- News Brief
- Research & Policy
- Culture and Review
- Media Centre
Reach tens of thousands of people instantly by advertising with Ekklesia. Find out more
Evangelical Alliance general director Steve Clifford has criticised the influential evangelical leader Steve Chalke for changing his stance on homosexuality. UK-based Baptist minister Chalke now believes that the Bible does not rule out faithful, committed same-sex partnerships. While Clifford raises important issues, he is ultimately unconvincing.
In an article in Christianity magazine, Chalke had pointed out how easy it was to misread the Bible, as on the issues of the solar system, the role of women and slavery. Instead “thoughtful conformity to Christ – not unthinking conformity to either contemporary culture or ancient textual prohibitions” should be central to Christian ethical thinking.
He stated that the Bible is “a very diverse collection of books, written in many different times and cultures, containing an array of perspectives, not a few tensions, and even some apparent contradictions.” He suggested that it should be read as “the account of the ancient conversation initiated, inspired and guided by God with and among humanity”, through which knowledge grows of “the character of Yahweh; fully revealed only in Jesus”, and which continues, “involving all of those who give themselves to Christ’s on-going redemptive movement.”
In this light he re-examined the passages often taken as forbidding same-sex relationships, and questioned their applicability to permanent faithful partnerships. He emphasised the damage caused by the church’s historical “failure to provide homosexual people with any model of how to cope with their sexuality, except for those who have the gift of, or capacity for, celibacy. In this way we have left people vulnerable and isolated.” It was time instead to “consider nurturing positive models for permanent and monogamous homosexual relationships”.
Clifford’s response, published on the EA website and in Christianity Today, starts by mentioning that he is a longstanding friend of Chalke, but expresses “sadness and disappointment” that he “has not only distanced himself from the vast majority of the evangelical community here in the UK, but indeed from the Church across the world and 2,000 years of biblical interpretation.”
This is an exaggeration. There are plenty of evangelicals in the UK and beyond who broadly agree with Chalke or are undecided, and church tradition is rather more varied and at times ambiguous, though it is true that most Christians have disapproved of sex between two men or two women. But then, up to mediaeval times, most Christians believed that the Bible presented a very different picture of the cosmos from what is now known.

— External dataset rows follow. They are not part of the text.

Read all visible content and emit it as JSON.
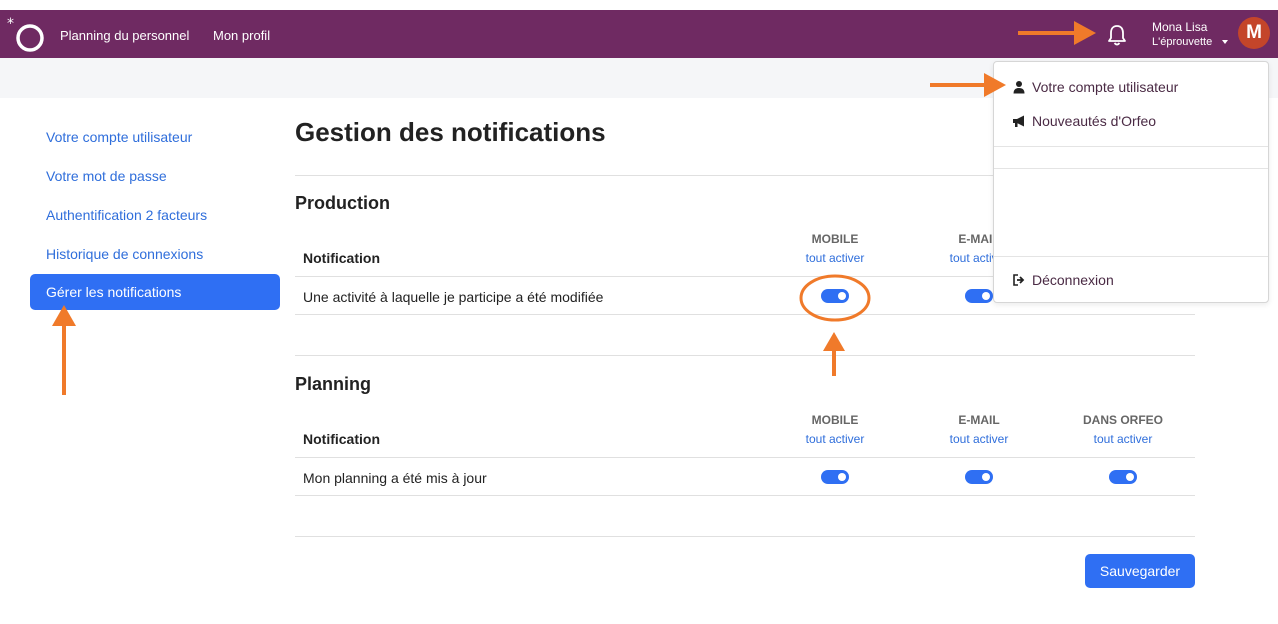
{
  "topbar": {
    "nav": [
      "Planning du personnel",
      "Mon profil"
    ],
    "user_name": "Mona Lisa",
    "user_org": "L'éprouvette",
    "avatar_initial": "M",
    "brand_color": "#6f2a62",
    "avatar_color": "#c4452a"
  },
  "sidebar": {
    "items": [
      {
        "label": "Votre compte utilisateur",
        "active": false
      },
      {
        "label": "Votre mot de passe",
        "active": false
      },
      {
        "label": "Authentification 2 facteurs",
        "active": false
      },
      {
        "label": "Historique de connexions",
        "active": false
      },
      {
        "label": "Gérer les notifications",
        "active": true
      }
    ]
  },
  "main": {
    "title": "Gestion des notifications",
    "save_label": "Sauvegarder",
    "accent_color": "#2f6ff3",
    "sections": [
      {
        "title": "Production",
        "header_label": "Notification",
        "columns": [
          {
            "name": "MOBILE",
            "link": "tout activer"
          },
          {
            "name": "E-MAIL",
            "link": "tout activer"
          }
        ],
        "rows": [
          {
            "label": "Une activité à laquelle je participe a été modifiée",
            "toggles": [
              true,
              true
            ]
          }
        ]
      },
      {
        "title": "Planning",
        "header_label": "Notification",
        "columns": [
          {
            "name": "MOBILE",
            "link": "tout activer"
          },
          {
            "name": "E-MAIL",
            "link": "tout activer"
          },
          {
            "name": "DANS ORFEO",
            "link": "tout activer"
          }
        ],
        "rows": [
          {
            "label": "Mon planning a été mis à jour",
            "toggles": [
              true,
              true,
              true
            ]
          }
        ]
      }
    ]
  },
  "dropdown": {
    "items": [
      {
        "label": "Votre compte utilisateur",
        "icon": "user-icon"
      },
      {
        "label": "Nouveautés d'Orfeo",
        "icon": "megaphone-icon"
      },
      {
        "label": "Déconnexion",
        "icon": "sign-out-icon"
      }
    ]
  },
  "annotations": {
    "arrow_color": "#f07a2a"
  }
}
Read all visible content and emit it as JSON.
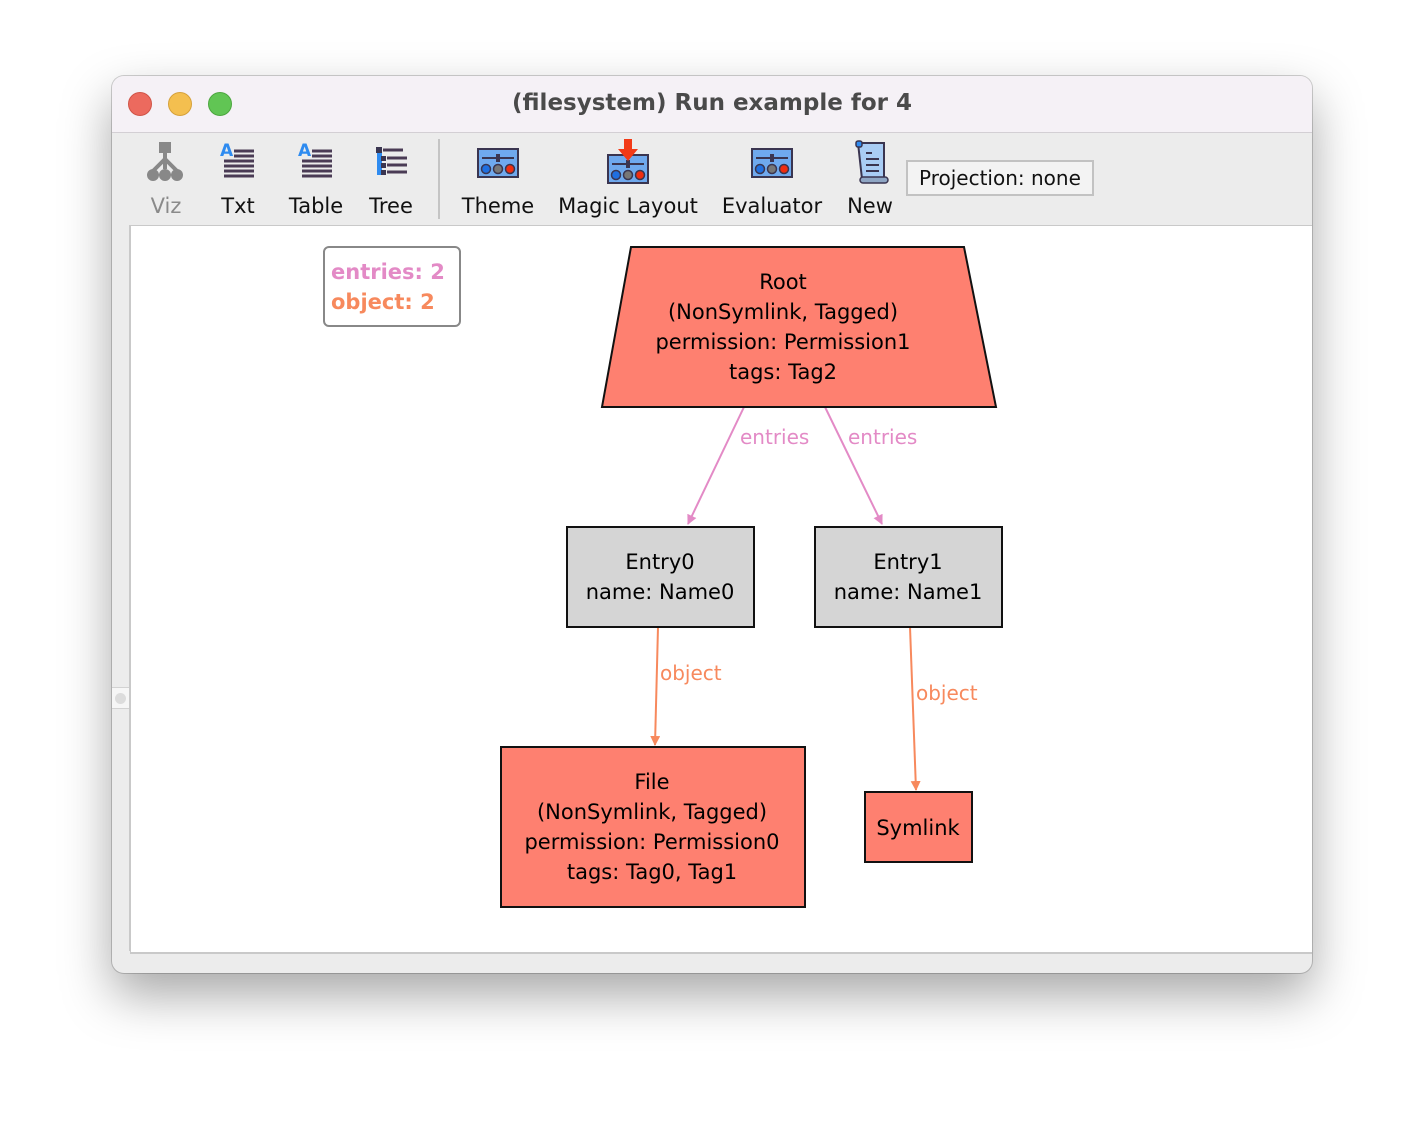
{
  "window": {
    "title": "(filesystem) Run example for 4",
    "traffic_lights": [
      "close",
      "minimize",
      "maximize"
    ]
  },
  "toolbar": {
    "buttons": [
      {
        "id": "viz",
        "label": "Viz",
        "icon": "tree-graph-icon",
        "enabled": false
      },
      {
        "id": "txt",
        "label": "Txt",
        "icon": "text-document-icon",
        "enabled": true
      },
      {
        "id": "table",
        "label": "Table",
        "icon": "table-text-icon",
        "enabled": true
      },
      {
        "id": "tree",
        "label": "Tree",
        "icon": "tree-list-icon",
        "enabled": true
      },
      {
        "id": "theme",
        "label": "Theme",
        "icon": "theme-sliders-icon",
        "enabled": true
      },
      {
        "id": "magic_layout",
        "label": "Magic Layout",
        "icon": "magic-layout-icon",
        "enabled": true
      },
      {
        "id": "evaluator",
        "label": "Evaluator",
        "icon": "evaluator-sliders-icon",
        "enabled": true
      },
      {
        "id": "new",
        "label": "New",
        "icon": "scroll-document-icon",
        "enabled": true
      }
    ],
    "projection_label": "Projection: none"
  },
  "legend": {
    "items": [
      {
        "label": "entries: 2",
        "color": "#e38ac6"
      },
      {
        "label": "object: 2",
        "color": "#f7895d"
      }
    ]
  },
  "graph": {
    "colors": {
      "signature_node": "#fe8070",
      "entry_node": "#d5d5d5",
      "entries_edge": "#e38ac6",
      "object_edge": "#f7895d",
      "outline": "#111111"
    },
    "nodes": [
      {
        "id": "root",
        "shape": "trapezium",
        "kind": "signature",
        "lines": [
          "Root",
          "(NonSymlink, Tagged)",
          "permission: Permission1",
          "tags: Tag2"
        ]
      },
      {
        "id": "entry0",
        "shape": "box",
        "kind": "entry",
        "lines": [
          "Entry0",
          "name: Name0"
        ]
      },
      {
        "id": "entry1",
        "shape": "box",
        "kind": "entry",
        "lines": [
          "Entry1",
          "name: Name1"
        ]
      },
      {
        "id": "file",
        "shape": "box",
        "kind": "signature",
        "lines": [
          "File",
          "(NonSymlink, Tagged)",
          "permission: Permission0",
          "tags: Tag0, Tag1"
        ]
      },
      {
        "id": "symlink",
        "shape": "box",
        "kind": "signature",
        "lines": [
          "Symlink"
        ]
      }
    ],
    "edges": [
      {
        "from": "root",
        "to": "entry0",
        "label": "entries",
        "relation": "entries"
      },
      {
        "from": "root",
        "to": "entry1",
        "label": "entries",
        "relation": "entries"
      },
      {
        "from": "entry0",
        "to": "file",
        "label": "object",
        "relation": "object"
      },
      {
        "from": "entry1",
        "to": "symlink",
        "label": "object",
        "relation": "object"
      }
    ]
  }
}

Clifford appears to fall into the trap of conformity other than to Christ. While he accuses Chalke of taking an approach to biblical interpretation which “allows for a god in the likeness of 21st century Western-European mindsets”, he fails to recognise that hostility to same-sex relationships may also be culturally influenced. Clifford seems reluctant to acknowledge that, if theologians of the calibre of Martin Luther could sometimes be wildly wrong, so might he. Certainly the work of the many eminent theologians calling for acceptance, some of them evangelical, should not be so dogmatically dismissed.
Likewise, Clifford criticises Chalke for undermining the many Christians attracted to the same sex who make “courageous lifestyle decisions” to be celibate. But what of the many others who end up in despair, sometimes even losing their faith?
“We all come to the gospel in our brokenness, with an attachment to things, self-centeredness, addictions, fears and pride. We all need a saviour in every area of our lives, including our sexuality,” declares Clifford. The “radical inclusiveness I believe the gospel offers to all of us. God doesn't leave us on our own, He promises to work in us, to bring us into our ultimate goal which is His likeness.”
But surely this applies as much to heterosexual as to lesbian, gay, bisexual and trans (LGBT) people, and there is considerable evidence that committed loving partnerships can be a space in which spiritual growth takes place.
However he is correct in urging that “Jesus requires us to disagree without being disagreeable. We must listen honestly and carefully to one another, being courteous and generous.”
* More from Ekklesia on this Steve Chalke: http://www.ekklesia.co.uk/tags/2438
* For a detailed analysis of the in-depth theological discussions relating to this issue, see: 'Journey towards acceptance: theologians and same-sex love': Journey towards acceptance: http://www.ekklesia.co.uk/node/17246
(c) Savitri Hensman is a regular commentator on religion, politics, theology and church affairs. An Ekklesia associate, she has particular expertise in the area of debates about sexuality and the Bible, and has written extensively for us and for others on these and allied topics - including several chapters in the book Fear or Freedom? Why a warring church must change, edited by Simon Barrow (Ekklesia / Shoving Leopard, 2008).Tweet